THE PROBLEM: In the entries below, how many lines hold the string "JSON"? Give only the number.

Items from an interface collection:
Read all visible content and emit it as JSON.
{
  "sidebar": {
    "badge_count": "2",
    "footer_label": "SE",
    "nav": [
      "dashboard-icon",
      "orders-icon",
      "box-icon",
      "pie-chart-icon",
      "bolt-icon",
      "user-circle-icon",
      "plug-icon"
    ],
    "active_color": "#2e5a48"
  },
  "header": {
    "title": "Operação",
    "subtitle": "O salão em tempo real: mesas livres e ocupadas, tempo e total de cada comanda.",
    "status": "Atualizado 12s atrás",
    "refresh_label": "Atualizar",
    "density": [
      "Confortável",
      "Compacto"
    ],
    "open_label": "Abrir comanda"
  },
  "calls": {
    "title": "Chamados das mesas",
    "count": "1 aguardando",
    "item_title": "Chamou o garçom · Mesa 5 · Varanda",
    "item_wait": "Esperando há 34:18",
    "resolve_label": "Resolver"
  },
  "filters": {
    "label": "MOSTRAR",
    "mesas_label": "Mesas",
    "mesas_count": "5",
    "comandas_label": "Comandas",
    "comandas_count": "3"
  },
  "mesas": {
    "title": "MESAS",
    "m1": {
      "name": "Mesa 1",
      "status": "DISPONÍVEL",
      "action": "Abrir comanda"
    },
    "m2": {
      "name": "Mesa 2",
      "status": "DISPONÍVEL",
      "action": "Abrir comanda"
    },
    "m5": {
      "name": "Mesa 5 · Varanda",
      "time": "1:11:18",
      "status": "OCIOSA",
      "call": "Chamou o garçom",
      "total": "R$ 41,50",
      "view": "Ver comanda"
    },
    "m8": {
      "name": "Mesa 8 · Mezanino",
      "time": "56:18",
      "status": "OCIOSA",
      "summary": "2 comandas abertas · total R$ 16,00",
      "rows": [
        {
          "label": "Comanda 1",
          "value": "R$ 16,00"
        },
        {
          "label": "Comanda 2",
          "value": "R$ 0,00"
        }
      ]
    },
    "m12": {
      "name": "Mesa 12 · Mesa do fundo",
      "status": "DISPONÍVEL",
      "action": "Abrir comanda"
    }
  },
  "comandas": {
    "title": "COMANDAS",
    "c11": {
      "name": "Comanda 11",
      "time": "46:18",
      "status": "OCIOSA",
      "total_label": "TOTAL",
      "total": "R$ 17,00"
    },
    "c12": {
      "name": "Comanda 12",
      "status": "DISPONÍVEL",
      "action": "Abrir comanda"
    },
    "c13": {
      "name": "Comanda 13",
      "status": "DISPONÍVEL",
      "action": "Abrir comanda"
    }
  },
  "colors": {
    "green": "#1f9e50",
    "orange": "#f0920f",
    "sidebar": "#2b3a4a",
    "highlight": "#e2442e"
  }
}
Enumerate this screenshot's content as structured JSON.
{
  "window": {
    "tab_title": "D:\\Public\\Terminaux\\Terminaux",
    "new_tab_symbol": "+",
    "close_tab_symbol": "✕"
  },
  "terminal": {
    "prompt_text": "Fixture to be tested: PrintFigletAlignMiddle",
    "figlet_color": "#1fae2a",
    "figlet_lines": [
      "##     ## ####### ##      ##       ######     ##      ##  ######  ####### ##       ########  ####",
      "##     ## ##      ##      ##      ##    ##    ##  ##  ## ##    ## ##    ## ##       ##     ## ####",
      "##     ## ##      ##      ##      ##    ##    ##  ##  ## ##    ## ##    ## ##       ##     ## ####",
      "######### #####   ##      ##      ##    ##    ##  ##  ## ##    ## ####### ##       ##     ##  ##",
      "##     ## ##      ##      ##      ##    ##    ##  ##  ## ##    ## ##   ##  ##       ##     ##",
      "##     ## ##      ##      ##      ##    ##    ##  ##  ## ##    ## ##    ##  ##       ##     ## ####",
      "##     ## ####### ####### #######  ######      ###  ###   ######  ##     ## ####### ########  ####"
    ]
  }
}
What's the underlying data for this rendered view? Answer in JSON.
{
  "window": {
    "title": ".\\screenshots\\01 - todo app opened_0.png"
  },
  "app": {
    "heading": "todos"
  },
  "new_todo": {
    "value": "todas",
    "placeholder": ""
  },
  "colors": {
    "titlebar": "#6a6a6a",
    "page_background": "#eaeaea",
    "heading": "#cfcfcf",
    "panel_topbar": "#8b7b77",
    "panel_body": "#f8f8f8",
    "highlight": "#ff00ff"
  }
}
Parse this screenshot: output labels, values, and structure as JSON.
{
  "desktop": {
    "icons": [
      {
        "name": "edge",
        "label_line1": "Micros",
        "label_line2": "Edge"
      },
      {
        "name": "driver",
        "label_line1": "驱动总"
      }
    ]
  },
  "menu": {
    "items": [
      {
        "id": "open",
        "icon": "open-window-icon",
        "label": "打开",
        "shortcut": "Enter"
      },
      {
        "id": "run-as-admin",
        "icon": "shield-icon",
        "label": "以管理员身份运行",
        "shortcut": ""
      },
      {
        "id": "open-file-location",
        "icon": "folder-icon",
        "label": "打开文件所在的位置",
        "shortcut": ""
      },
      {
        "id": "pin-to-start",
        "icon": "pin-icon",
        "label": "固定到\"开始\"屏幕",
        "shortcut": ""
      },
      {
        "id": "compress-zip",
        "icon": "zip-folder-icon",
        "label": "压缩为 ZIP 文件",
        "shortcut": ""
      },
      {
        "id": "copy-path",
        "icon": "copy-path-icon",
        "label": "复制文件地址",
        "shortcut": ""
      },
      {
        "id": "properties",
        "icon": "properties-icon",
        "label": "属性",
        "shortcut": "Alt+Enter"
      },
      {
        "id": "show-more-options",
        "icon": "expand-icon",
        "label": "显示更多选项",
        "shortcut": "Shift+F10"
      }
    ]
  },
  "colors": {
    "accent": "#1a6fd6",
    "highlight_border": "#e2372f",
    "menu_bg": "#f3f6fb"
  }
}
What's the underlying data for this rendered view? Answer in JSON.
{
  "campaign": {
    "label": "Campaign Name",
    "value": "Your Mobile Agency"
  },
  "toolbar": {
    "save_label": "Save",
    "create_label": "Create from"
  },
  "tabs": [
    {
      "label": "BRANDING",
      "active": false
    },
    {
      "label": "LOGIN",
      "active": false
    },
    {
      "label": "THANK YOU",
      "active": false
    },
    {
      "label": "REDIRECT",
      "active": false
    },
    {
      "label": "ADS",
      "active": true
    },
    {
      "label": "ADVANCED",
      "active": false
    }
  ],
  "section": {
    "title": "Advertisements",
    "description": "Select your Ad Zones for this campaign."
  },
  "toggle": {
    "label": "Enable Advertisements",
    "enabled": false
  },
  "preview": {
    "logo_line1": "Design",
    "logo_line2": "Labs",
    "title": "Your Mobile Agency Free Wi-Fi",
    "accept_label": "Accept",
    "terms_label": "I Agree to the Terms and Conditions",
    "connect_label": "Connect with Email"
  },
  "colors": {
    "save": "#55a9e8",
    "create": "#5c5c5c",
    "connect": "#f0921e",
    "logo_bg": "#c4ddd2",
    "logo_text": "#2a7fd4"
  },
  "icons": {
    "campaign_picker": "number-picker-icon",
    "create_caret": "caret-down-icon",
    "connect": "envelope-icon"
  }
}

EXERCISE SOLUTION: 5